Judgment is overrated. The fact of the matter is, we have not been “here” before–the landscape of flight test is changing. The tools we use to accomplish development of experimental aircraft are different and new. We are breaking new barriers, technologically, and we won’t know we’ve arrived at our waypoint unless we establish concrete criteria for evaluation. Not deciding ahead of time–claiming that we’ll use our engineering judgment–is a recipe for getting lost.
This is a VFR chart, a planning tool for pilots. Before a pilot sets out on a cross country flight, he must determine how he is going to get from point A to point B.
Once enroute, the pilot evaluates his progress along the intended course using a clock, the map, and the ground.

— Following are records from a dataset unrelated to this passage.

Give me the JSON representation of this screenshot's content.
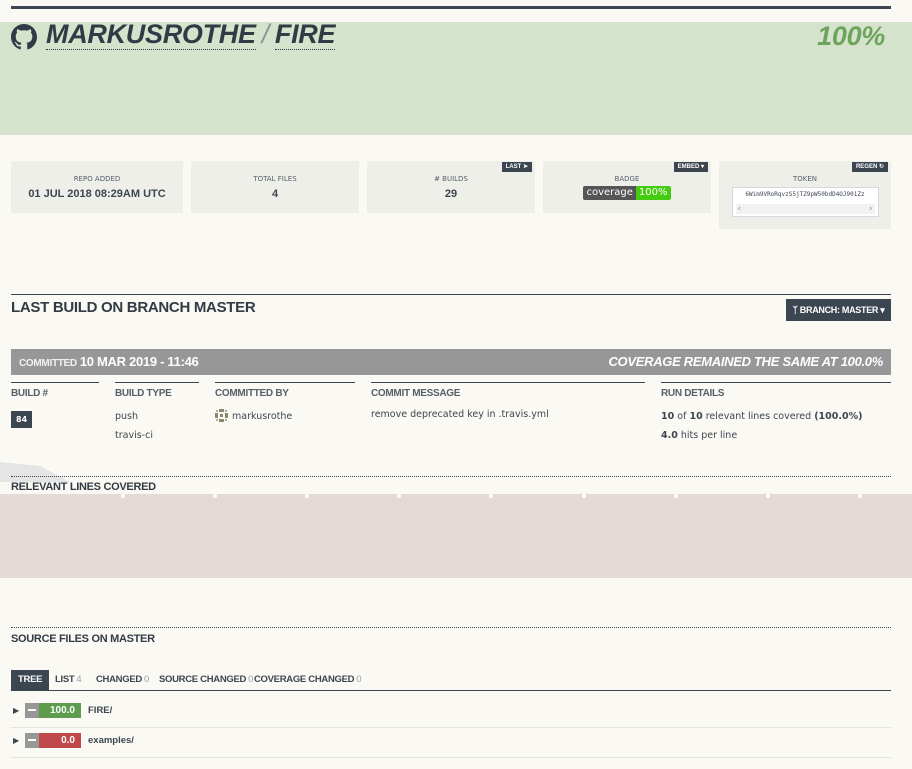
{
  "header": {
    "owner": "MARKUSROTHE",
    "separator": "/",
    "repo": "FIRE",
    "coverage": "100%"
  },
  "stats": {
    "repo_added": {
      "label": "REPO ADDED",
      "value": "01 JUL 2018 08:29AM UTC"
    },
    "total_files": {
      "label": "TOTAL FILES",
      "value": "4"
    },
    "builds": {
      "label": "# BUILDS",
      "value": "29",
      "button": "LAST"
    },
    "badge": {
      "label": "BADGE",
      "button": "EMBED",
      "left": "coverage",
      "right": "100%"
    },
    "token": {
      "label": "TOKEN",
      "button": "REGEN",
      "value": "6Wim9VRoRqvzS5jTZ9pW50bdD4OJ901Zz"
    }
  },
  "last_build": {
    "title": "LAST BUILD ON BRANCH MASTER",
    "branch_button": "BRANCH: MASTER",
    "committed_prefix": "COMMITTED",
    "committed_date": "10 MAR 2019 - 11:46",
    "coverage_status": "COVERAGE REMAINED THE SAME AT 100.0%",
    "columns": {
      "build_num": {
        "header": "BUILD #",
        "value": "84"
      },
      "build_type": {
        "header": "BUILD TYPE",
        "line1": "push",
        "line2": "travis-ci"
      },
      "committed_by": {
        "header": "COMMITTED BY",
        "value": "markusrothe"
      },
      "commit_message": {
        "header": "COMMIT MESSAGE",
        "value": "remove deprecated key in .travis.yml"
      },
      "run_details": {
        "header": "RUN DETAILS",
        "covered": "10",
        "of": "of",
        "total": "10",
        "relevant_text": "relevant lines covered",
        "pct": "(100.0%)",
        "hits": "4.0",
        "hits_text": "hits per line"
      }
    }
  },
  "relevant_lines": {
    "title": "RELEVANT LINES COVERED"
  },
  "source_files": {
    "title": "SOURCE FILES ON MASTER",
    "tabs": [
      {
        "label": "TREE",
        "count": ""
      },
      {
        "label": "LIST",
        "count": "4"
      },
      {
        "label": "CHANGED",
        "count": "0"
      },
      {
        "label": "SOURCE CHANGED",
        "count": "0"
      },
      {
        "label": "COVERAGE CHANGED",
        "count": "0"
      }
    ],
    "files": [
      {
        "coverage": "100.0",
        "name": "FIRE/",
        "color": "#5c9c4c"
      },
      {
        "coverage": "0.0",
        "name": "examples/",
        "color": "#c0494b"
      }
    ]
  },
  "colors": {
    "header_band": "#d5e3cd",
    "relevant_band": "#e3dad7",
    "dark": "#3c4650",
    "coverage_green": "#6ea35e"
  }
}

Each of these permits quantitative measure, but they also highlight a characteristic of the use of analytical tools…and using them with judgment.

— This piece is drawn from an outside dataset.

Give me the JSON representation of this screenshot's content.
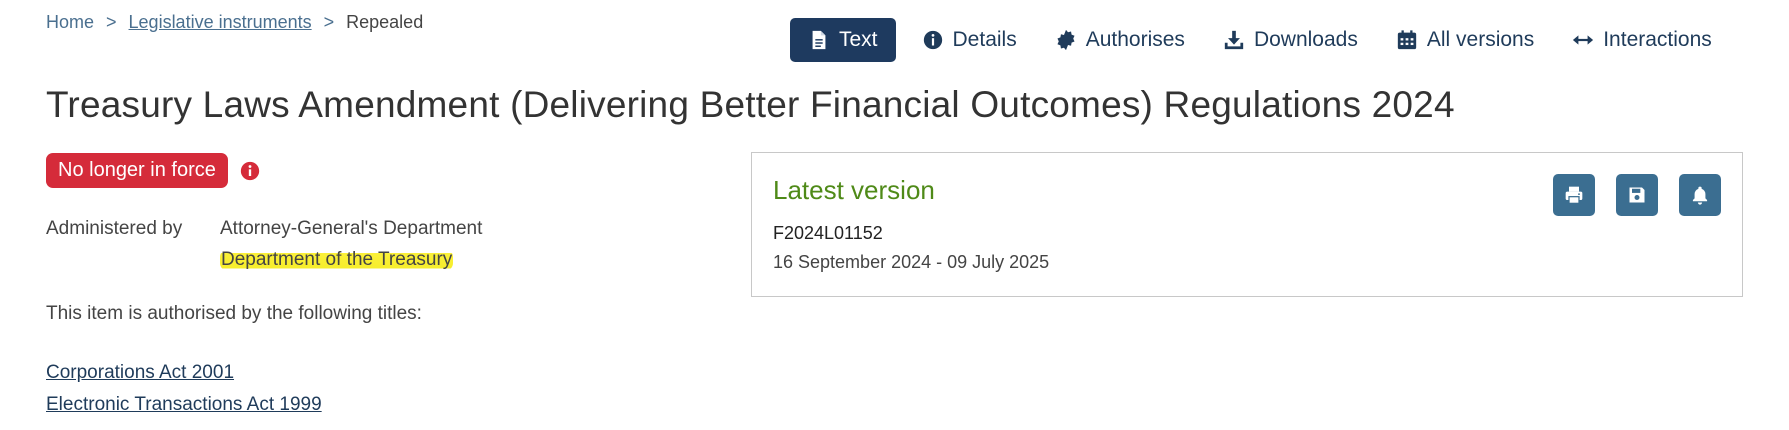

The intent of the pilot–and the intent with which we must lead through times of change in flight test–is to remain on course. Zero error is the target, although unstated and unexpected. Let me illustrate.
At thirteen minutes and thirty seconds into the flight, when the pilot sees that this much time has elapsed, he examines the map, the plan of execution, to see where he should be…at fourteen minutes into the flight.

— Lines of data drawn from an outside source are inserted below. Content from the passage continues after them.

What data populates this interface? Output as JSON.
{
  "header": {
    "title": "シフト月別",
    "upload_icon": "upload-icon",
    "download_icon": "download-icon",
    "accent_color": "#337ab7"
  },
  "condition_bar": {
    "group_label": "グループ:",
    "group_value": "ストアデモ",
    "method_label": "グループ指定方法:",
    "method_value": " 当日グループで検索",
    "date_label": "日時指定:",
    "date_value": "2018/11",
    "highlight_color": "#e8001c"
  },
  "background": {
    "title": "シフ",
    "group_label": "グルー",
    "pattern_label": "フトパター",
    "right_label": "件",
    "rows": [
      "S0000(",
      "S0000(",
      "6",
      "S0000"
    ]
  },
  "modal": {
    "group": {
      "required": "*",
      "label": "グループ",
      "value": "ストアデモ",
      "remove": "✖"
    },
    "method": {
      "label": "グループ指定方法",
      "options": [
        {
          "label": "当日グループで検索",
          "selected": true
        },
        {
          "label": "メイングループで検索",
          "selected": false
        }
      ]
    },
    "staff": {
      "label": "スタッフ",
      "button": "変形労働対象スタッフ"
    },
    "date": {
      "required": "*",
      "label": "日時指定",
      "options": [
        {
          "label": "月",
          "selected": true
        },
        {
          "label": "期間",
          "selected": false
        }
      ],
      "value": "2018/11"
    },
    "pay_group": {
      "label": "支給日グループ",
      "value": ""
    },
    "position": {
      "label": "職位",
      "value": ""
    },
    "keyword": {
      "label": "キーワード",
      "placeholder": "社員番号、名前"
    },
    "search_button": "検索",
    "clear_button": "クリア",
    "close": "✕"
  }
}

He chooses a time in space slightly ahead of where he will be, to accomodate looking forward and navigating while flying. But it is an exact time, an exact place on the map.
I interrupt the narrative again to reemphasize the first distinction in the use of analytical tools. They are not used with judgment. They are used with concrete criteria. When a decision is made, a line must be drawn in the sand upon which the decision is based and can be communicated, concretely, to others.
The plan is the first draft of these concrete criteria. We have the sophistication, both technologically and intellectually, to adapt the plan when criteria are not met, but that is a discussion that we’ll continue in later posts.
We must plan to navigate through an exact time and place in our future. This is the challenge of leadership and the requirement for vision.
Any analytical tool that does not permit recursive and iterative adaptation, the art of navigation, does not belong in our kit.